She noted the highest amount of tickets come from some of the poorest neighborhoods adjacent to downtown, including West Center City and the East Side. Cabrera called for a revamp of the entire system, noting its both predatory and serves as a hindrance for people to come downtown.
"They have to change. More people will come to Wilmington, want to live here, and do business, if we are a user-friendly city! That would increase revenue!" she said in a text.
Cabrera pointed to the city's towing contract with City Towing, which the coalition also highlighted among its concerns, as a root issue of some of the city's parking problems. The contract allows City Towing to keep and sell any vehicles it tows if they're not picked up within 30 days.
"These folks are getting a lot of vehicles, and the ones that aren't picked up they get to sell them. That's not revenue that comes back to the city. And even in COVID, in 202, it appears that there were at least 3,320 vehicles towed," Cabrera said.
The coalition claims the towing company could have made as much as $300,000 by scrapping the more than 1,300 vehicles it kept in 2020.
A better method, Rob Johnson, a senior attorney with the Institute for Justice, which is part of the coalition, said would be the for the city to pay a flat monthly rate or a bulk rate for its towing services.

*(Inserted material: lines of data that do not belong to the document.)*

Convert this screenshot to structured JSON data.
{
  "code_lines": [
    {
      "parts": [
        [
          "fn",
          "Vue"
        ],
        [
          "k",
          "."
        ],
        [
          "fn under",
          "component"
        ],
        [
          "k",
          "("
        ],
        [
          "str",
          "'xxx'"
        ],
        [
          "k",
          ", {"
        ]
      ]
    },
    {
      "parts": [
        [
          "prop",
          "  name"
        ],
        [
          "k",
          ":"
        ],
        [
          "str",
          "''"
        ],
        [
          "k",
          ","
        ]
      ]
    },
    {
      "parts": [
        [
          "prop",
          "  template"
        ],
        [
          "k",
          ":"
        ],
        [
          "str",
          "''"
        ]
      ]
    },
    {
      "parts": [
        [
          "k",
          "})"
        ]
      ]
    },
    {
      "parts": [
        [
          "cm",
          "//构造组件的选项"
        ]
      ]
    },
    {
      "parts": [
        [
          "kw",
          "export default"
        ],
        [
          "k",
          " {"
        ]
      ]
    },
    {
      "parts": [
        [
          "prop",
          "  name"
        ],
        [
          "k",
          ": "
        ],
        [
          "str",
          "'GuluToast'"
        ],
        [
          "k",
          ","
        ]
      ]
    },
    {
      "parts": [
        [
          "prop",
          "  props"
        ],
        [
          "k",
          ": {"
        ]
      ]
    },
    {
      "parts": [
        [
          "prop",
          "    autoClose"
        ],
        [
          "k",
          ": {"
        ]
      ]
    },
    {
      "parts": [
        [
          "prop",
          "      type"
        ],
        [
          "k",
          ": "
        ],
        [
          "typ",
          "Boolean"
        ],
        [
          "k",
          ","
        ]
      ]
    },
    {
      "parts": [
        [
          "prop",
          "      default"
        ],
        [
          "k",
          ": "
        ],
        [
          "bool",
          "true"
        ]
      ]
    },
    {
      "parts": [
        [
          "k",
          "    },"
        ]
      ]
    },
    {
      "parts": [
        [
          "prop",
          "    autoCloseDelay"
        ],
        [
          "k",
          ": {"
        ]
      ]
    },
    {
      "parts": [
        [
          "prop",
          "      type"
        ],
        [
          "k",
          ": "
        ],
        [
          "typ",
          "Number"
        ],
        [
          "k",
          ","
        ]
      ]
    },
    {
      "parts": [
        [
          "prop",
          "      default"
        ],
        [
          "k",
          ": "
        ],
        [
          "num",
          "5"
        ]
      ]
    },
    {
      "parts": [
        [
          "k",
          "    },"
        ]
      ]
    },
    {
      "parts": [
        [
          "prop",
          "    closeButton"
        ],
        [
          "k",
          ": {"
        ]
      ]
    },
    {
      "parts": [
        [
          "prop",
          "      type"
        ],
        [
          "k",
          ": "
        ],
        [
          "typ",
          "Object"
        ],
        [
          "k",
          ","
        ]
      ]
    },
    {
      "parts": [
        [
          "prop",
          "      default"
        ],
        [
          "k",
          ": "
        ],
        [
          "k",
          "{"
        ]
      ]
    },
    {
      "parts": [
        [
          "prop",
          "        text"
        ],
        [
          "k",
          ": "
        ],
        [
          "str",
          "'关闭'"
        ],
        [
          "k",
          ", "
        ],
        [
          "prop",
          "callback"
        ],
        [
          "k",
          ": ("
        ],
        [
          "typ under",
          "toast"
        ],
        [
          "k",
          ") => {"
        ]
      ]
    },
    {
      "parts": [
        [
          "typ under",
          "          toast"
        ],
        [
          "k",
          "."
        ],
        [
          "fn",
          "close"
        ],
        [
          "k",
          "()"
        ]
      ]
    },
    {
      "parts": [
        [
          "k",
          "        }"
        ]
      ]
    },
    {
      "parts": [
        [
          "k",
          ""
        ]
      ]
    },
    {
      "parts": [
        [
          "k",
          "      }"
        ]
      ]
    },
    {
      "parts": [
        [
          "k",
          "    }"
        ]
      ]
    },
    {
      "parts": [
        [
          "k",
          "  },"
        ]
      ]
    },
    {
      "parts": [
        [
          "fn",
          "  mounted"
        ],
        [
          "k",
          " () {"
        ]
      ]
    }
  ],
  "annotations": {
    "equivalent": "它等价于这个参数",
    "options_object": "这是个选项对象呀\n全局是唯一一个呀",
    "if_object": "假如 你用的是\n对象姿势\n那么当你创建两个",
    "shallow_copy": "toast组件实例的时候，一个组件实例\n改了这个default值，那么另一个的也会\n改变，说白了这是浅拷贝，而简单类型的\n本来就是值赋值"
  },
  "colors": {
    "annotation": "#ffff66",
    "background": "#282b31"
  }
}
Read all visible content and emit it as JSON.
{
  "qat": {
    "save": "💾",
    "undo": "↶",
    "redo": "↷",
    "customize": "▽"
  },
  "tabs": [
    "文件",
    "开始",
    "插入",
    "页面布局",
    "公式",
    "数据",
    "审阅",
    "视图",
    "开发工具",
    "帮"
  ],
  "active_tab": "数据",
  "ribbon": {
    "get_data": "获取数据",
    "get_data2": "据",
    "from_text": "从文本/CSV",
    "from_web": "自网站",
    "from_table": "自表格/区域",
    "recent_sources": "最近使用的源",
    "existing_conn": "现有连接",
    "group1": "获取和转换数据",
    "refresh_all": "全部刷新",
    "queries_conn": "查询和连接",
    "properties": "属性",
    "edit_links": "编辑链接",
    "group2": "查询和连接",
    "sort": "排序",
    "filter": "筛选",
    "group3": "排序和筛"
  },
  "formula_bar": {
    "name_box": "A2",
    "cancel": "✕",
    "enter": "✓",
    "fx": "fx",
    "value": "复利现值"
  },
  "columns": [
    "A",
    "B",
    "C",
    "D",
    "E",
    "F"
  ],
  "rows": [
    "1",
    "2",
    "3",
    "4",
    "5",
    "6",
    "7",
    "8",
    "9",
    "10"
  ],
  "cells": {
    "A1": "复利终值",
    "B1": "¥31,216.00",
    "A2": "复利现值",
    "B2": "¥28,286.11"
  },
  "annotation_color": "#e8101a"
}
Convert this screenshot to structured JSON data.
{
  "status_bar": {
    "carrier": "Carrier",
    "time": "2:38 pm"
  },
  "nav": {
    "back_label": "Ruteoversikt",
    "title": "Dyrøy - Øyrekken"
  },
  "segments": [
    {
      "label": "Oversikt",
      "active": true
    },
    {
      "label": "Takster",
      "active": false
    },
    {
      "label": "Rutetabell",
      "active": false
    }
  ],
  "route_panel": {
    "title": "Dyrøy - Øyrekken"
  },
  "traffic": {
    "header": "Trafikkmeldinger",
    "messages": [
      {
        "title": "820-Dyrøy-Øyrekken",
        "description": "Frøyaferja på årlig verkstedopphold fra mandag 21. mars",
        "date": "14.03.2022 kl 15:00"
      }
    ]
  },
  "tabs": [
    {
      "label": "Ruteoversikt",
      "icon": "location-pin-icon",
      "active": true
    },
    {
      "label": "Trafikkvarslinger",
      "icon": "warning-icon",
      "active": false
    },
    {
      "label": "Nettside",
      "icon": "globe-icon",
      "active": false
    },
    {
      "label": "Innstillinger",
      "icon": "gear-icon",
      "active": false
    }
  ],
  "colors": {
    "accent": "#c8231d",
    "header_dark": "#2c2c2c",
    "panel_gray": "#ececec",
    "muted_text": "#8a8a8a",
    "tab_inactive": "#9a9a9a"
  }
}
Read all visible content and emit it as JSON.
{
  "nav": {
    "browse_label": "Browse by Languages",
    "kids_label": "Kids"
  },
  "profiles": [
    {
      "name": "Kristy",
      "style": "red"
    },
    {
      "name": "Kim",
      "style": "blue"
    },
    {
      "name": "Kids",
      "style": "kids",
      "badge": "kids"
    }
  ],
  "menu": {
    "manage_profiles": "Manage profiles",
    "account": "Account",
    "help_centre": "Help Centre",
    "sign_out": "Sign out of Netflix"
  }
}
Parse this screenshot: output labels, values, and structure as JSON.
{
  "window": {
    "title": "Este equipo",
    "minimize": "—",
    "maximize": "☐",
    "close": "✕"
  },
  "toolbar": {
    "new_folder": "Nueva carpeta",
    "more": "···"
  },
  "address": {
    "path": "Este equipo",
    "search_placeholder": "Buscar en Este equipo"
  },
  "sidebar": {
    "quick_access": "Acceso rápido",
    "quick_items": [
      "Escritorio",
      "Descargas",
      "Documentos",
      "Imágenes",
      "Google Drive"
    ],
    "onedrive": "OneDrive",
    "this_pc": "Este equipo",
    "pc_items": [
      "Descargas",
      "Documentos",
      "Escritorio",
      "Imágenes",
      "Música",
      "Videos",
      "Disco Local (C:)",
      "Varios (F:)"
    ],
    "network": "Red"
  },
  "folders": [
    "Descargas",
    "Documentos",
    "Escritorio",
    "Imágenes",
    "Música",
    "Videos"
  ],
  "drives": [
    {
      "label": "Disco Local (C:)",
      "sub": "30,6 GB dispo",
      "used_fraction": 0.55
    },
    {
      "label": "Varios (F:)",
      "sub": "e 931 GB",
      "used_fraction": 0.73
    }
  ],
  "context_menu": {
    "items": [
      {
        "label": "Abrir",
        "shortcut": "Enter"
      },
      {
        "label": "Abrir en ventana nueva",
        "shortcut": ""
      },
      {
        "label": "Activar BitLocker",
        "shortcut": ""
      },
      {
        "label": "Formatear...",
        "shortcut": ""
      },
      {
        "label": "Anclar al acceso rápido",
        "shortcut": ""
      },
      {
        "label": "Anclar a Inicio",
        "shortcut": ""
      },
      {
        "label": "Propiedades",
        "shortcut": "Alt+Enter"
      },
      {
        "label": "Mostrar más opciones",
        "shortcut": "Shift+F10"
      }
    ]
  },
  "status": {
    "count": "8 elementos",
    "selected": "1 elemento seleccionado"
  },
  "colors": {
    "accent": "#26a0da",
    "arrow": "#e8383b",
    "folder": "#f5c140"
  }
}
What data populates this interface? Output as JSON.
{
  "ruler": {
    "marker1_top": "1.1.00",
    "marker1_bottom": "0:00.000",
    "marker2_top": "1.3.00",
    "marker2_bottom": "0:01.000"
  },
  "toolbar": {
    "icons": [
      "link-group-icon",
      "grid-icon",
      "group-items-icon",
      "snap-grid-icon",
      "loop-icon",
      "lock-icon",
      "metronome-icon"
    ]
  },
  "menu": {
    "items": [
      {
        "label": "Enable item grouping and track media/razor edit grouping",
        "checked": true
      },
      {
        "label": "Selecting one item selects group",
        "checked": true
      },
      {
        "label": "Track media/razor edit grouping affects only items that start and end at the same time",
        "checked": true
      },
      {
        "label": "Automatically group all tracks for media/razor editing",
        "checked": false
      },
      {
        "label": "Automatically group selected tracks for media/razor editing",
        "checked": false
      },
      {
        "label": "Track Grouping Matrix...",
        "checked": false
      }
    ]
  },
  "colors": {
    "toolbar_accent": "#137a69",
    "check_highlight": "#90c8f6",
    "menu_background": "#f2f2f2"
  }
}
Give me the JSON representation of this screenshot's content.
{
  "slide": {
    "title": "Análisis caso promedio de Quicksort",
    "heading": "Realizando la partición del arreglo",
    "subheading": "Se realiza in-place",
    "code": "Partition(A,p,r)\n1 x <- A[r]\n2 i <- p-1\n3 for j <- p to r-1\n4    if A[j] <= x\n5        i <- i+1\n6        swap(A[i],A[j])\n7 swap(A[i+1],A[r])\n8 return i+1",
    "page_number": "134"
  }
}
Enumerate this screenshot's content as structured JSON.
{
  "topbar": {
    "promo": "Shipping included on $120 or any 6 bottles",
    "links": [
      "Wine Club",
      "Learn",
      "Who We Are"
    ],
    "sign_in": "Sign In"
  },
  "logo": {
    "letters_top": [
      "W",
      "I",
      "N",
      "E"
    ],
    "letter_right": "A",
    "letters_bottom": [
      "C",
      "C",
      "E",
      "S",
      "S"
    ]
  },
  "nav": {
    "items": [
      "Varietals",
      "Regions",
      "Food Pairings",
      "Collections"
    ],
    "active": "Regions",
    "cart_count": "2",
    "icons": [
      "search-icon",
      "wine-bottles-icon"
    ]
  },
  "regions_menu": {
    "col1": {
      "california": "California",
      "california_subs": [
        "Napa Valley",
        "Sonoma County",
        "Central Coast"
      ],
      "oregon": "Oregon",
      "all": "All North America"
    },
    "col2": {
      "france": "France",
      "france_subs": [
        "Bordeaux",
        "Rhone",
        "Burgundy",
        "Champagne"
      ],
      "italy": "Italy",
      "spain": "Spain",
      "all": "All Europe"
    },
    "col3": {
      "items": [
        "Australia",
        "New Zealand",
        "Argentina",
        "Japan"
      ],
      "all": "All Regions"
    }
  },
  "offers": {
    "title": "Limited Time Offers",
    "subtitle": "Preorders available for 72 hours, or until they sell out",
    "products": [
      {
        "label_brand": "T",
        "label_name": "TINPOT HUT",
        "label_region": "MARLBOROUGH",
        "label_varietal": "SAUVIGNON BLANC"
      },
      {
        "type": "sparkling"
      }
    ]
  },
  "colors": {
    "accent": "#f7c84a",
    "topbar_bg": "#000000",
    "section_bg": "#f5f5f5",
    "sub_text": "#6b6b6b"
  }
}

Several other members of council cited a need to dive deeper into allegations lodged by the coalition with discussion of creating several task forces. Among them, Councilman Cris Johnson, who chairs council's Finance & Economic Development Committee, who suggested a separate committee meeting or special task force may be needed to talk strictly parking. He called it a "balancing act."
"When we talk about parking...we want to encourage people to park legally, but we don't want to discourage them from coming to the city," said Johnson.
However, a task force was already started last year after a series of WDEL stories on parking issues in the city, including cars that were illegally towed from public property by a towing company that was not the city's official tower and did not have a business license to operate in the city.
Wilmington City Council voted to establish a task force that plans to look into parking issu…
Vice chair of the city's Finance & Economic Development committee Michelle Harlee was quick to point that out after taking the lead on these issues last year.
"There is a task force that has already gotten started and has collected a lot of data, so it would be nice if anyone that is trying to start another task force around parking to connect with the group that has already started that work," said Harlee.
"Ever since I got here, this seems to be the issue du jour. I think coming together and having a conversation about it is the right thing to do," said Taylor.